‘Money Well Spent Today Means Less Money Spent Tomorrow’ On HIV/AIDS
This Lancet Infectious Diseases editorial responds to the Global HIV/AIDS Response 2011 progress report (.pdf) launched by the WHO, UNICEF, and UNAIDS on November 30, writing that the report "contains much good news on treatment and prevention, but the gains made by past efforts are jeopardized by the ongoing global financial crisis and dwindling funds."

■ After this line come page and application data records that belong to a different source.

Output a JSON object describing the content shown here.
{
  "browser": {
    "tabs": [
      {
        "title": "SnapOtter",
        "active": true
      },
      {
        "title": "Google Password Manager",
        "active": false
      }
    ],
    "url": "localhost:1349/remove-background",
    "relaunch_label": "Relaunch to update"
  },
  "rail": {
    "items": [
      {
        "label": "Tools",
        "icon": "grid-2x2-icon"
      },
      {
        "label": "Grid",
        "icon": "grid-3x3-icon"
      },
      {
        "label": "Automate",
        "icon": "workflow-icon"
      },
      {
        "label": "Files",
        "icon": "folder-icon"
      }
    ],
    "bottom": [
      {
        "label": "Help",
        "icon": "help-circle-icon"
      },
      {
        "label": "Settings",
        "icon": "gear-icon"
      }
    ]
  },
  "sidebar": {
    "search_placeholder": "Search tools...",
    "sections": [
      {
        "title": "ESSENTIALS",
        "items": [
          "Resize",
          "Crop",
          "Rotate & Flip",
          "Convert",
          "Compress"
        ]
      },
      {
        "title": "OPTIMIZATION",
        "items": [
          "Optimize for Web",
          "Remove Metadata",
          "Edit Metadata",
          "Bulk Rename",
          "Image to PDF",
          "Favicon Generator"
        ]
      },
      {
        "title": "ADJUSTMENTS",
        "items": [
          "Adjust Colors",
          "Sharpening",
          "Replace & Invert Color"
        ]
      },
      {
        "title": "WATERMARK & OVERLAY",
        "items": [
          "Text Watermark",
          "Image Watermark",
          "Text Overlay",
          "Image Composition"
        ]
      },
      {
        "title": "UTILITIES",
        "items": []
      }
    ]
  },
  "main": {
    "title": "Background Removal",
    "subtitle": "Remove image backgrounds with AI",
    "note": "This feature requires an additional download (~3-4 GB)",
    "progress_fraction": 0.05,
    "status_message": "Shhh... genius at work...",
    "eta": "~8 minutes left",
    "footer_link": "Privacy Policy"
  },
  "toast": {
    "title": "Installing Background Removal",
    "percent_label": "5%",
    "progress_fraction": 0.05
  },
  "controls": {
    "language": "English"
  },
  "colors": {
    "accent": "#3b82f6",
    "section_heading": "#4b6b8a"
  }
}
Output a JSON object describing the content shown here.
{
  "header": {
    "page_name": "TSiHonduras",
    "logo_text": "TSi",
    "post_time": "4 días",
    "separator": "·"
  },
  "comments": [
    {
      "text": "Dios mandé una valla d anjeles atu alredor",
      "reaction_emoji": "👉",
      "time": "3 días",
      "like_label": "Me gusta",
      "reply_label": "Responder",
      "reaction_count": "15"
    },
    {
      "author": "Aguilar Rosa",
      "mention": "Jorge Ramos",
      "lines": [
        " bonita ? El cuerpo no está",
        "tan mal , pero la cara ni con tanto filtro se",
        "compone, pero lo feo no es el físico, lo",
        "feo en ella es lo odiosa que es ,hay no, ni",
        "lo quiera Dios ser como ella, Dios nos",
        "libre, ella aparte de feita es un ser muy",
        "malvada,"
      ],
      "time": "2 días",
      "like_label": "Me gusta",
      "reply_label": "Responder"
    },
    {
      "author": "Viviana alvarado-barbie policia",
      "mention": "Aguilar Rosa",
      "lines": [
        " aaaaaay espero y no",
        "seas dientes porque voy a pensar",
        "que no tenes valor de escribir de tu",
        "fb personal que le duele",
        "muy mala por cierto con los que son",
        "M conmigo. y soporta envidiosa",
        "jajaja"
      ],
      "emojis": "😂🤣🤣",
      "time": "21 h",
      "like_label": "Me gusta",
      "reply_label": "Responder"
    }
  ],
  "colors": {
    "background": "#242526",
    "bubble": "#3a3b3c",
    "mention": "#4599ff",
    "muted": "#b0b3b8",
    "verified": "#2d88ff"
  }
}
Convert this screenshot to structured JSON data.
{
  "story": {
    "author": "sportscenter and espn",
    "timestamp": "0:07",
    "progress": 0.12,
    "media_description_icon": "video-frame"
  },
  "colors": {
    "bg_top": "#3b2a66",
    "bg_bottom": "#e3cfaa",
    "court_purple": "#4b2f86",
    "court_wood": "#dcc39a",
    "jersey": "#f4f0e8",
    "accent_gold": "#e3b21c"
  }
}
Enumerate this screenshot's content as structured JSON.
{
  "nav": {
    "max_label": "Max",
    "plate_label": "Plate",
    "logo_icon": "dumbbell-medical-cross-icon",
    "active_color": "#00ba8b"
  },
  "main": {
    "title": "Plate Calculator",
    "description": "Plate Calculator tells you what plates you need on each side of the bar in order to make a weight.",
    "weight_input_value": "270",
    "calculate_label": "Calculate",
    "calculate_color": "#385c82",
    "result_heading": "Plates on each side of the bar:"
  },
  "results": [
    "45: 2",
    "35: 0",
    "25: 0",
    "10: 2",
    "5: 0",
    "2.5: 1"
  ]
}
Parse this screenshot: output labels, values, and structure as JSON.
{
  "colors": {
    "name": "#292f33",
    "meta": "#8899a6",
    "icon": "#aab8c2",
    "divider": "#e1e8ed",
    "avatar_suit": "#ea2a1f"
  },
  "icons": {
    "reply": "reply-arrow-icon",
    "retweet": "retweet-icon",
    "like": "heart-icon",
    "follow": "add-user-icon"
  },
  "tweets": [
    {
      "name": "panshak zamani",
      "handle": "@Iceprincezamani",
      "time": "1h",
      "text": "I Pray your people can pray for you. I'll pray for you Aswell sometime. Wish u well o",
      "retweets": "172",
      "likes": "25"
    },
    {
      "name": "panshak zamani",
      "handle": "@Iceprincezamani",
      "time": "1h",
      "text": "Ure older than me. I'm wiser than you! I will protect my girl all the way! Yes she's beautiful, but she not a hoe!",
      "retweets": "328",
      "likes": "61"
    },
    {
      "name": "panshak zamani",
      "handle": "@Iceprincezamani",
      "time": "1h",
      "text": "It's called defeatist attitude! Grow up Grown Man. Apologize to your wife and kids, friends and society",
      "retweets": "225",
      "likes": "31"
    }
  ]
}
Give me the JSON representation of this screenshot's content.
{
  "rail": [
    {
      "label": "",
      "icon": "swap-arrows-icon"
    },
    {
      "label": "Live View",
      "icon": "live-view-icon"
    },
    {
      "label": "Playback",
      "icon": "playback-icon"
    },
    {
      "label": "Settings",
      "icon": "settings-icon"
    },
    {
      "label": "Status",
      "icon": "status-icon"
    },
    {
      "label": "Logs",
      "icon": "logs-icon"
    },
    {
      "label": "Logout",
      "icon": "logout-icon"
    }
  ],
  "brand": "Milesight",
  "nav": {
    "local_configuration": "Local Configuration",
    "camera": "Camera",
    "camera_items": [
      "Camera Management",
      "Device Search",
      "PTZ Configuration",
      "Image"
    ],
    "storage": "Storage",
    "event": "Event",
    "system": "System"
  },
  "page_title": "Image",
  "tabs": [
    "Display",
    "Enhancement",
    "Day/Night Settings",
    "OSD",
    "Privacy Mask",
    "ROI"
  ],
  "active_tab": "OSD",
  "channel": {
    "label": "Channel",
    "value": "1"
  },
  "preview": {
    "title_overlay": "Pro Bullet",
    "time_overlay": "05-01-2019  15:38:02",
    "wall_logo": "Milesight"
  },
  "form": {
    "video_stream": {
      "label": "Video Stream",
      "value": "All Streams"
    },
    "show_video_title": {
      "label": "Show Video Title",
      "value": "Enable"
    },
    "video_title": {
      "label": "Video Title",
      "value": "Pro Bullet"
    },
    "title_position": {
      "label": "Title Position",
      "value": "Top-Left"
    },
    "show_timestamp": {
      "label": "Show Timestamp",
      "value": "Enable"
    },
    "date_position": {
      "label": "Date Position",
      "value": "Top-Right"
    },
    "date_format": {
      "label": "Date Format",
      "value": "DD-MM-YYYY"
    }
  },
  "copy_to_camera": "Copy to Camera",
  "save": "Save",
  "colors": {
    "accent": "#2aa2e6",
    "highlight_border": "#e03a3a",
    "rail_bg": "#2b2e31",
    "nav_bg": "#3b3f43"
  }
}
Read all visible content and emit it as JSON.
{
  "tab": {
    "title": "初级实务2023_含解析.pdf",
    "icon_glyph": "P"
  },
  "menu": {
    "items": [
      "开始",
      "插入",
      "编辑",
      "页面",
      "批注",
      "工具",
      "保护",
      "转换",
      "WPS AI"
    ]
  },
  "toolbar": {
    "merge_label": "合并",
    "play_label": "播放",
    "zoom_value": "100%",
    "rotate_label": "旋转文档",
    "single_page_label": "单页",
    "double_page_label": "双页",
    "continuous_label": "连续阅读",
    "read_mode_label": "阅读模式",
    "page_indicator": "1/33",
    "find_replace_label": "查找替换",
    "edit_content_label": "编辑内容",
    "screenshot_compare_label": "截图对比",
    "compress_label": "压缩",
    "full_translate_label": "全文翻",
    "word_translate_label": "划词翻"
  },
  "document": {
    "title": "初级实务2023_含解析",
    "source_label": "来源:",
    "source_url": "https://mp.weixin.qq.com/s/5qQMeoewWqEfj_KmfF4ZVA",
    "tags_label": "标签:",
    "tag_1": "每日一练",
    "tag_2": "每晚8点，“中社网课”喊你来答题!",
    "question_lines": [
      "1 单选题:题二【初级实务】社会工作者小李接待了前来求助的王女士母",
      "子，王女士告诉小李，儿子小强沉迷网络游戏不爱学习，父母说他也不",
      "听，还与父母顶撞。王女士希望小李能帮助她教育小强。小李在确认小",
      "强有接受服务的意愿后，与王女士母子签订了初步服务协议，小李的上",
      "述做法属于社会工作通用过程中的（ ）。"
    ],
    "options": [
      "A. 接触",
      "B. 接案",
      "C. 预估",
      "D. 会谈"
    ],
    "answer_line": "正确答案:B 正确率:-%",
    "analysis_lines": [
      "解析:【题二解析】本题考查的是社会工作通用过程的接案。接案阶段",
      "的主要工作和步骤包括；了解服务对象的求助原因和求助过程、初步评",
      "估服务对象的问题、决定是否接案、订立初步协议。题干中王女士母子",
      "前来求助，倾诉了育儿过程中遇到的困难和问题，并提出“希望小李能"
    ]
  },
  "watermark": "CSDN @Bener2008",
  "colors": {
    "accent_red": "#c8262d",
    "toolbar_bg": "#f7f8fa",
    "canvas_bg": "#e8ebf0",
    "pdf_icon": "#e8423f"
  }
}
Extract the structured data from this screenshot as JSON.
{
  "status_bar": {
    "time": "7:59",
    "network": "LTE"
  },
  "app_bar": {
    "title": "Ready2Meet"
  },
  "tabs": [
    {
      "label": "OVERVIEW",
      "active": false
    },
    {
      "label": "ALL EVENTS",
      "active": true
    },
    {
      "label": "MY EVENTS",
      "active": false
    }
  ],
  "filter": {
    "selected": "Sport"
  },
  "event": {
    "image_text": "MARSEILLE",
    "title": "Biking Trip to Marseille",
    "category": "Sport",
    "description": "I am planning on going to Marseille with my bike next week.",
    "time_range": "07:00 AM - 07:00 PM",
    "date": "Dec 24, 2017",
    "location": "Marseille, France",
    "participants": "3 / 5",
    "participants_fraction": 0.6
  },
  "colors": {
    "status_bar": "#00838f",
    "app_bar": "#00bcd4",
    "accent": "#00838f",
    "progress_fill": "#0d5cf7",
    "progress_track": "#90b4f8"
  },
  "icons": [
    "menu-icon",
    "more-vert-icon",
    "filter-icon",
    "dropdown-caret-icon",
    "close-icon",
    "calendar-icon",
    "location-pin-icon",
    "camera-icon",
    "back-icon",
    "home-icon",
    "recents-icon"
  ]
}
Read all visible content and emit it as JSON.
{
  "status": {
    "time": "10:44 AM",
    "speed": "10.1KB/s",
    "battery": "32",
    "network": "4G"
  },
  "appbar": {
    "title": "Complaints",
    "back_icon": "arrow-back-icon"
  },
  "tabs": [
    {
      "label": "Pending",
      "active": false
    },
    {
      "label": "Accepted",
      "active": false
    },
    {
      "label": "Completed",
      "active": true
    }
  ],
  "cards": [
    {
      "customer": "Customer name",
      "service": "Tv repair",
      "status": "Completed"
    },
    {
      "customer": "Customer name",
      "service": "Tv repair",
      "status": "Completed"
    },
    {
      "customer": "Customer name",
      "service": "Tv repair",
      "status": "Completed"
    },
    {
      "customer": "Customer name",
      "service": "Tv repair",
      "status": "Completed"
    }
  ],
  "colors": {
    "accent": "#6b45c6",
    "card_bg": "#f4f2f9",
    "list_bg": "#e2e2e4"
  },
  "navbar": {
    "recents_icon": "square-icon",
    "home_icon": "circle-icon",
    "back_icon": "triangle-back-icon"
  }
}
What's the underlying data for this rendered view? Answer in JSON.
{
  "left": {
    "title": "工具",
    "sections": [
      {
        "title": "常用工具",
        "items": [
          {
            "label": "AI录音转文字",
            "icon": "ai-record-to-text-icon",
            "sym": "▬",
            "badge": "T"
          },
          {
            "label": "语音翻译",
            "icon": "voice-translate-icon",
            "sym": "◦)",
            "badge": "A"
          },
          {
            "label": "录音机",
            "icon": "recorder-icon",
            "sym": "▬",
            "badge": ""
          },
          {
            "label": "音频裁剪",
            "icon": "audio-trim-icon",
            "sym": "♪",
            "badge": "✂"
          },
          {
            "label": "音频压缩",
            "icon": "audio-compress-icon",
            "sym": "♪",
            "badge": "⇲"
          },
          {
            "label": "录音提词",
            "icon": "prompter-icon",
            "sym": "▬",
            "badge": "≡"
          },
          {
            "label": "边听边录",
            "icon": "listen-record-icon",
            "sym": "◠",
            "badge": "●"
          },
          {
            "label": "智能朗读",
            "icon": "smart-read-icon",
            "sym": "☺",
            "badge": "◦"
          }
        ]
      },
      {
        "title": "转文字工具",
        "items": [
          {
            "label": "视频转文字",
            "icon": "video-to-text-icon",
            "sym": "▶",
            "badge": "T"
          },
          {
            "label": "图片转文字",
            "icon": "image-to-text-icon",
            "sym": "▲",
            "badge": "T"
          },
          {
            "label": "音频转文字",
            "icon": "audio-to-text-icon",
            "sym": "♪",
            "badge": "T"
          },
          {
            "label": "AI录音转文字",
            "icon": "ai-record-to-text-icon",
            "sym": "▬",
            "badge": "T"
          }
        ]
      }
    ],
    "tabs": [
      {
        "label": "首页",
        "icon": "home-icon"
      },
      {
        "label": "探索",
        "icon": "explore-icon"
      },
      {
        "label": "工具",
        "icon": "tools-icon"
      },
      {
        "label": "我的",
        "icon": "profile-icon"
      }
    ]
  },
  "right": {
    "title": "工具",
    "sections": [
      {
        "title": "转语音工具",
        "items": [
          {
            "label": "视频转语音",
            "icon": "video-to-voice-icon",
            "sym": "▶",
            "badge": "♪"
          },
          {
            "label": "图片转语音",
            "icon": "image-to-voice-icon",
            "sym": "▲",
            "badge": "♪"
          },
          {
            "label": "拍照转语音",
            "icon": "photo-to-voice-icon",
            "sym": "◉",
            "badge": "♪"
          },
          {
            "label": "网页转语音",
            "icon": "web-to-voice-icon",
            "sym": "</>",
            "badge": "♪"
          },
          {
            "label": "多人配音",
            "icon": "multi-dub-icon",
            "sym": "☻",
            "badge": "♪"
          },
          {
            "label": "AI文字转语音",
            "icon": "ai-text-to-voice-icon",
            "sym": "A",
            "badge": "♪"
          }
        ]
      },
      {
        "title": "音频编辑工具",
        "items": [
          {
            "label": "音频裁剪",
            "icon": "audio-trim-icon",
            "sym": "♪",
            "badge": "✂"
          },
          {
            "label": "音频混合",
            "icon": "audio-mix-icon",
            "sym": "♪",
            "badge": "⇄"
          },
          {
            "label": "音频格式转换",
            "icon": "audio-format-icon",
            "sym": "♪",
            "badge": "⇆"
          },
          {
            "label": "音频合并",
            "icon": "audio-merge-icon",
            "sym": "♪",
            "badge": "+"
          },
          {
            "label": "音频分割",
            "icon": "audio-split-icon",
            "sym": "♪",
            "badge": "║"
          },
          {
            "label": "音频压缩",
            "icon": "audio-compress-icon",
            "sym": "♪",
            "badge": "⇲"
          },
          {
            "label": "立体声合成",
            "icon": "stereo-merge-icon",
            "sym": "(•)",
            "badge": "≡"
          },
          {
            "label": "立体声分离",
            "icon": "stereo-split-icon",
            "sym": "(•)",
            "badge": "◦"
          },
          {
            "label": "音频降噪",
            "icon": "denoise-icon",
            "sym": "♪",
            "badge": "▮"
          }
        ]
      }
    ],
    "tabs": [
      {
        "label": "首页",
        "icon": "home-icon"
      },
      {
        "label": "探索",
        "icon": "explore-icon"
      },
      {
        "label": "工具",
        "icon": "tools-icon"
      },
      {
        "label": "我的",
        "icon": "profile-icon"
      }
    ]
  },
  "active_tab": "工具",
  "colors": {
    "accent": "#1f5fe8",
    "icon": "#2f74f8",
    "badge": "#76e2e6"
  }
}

"Economic uncertainty threatens the future of people who still do not have access to treatment, many of whom do not even know that they are infected with HIV," the editorial states, adding, "Social and political marginalization of certain groups means that programs to reach them might be most at risk in the face of funding cuts, but in many cases these groups are now the stronghold of the epidemic and key in the fight against it." It concludes, "Universal access to treatment by 2015 is certainly an ambitious goal, but a realistic one if donor governments can maintain their commitment and if recipient nations adopt strategic and sustainable approaches in their HIV/AIDS programs. Money well spent today means less money spent tomorrow" (January 2012).This is part of the KHN Morning Briefing, a summary of health policy coverage from major news organizations. Sign up for an email subscription.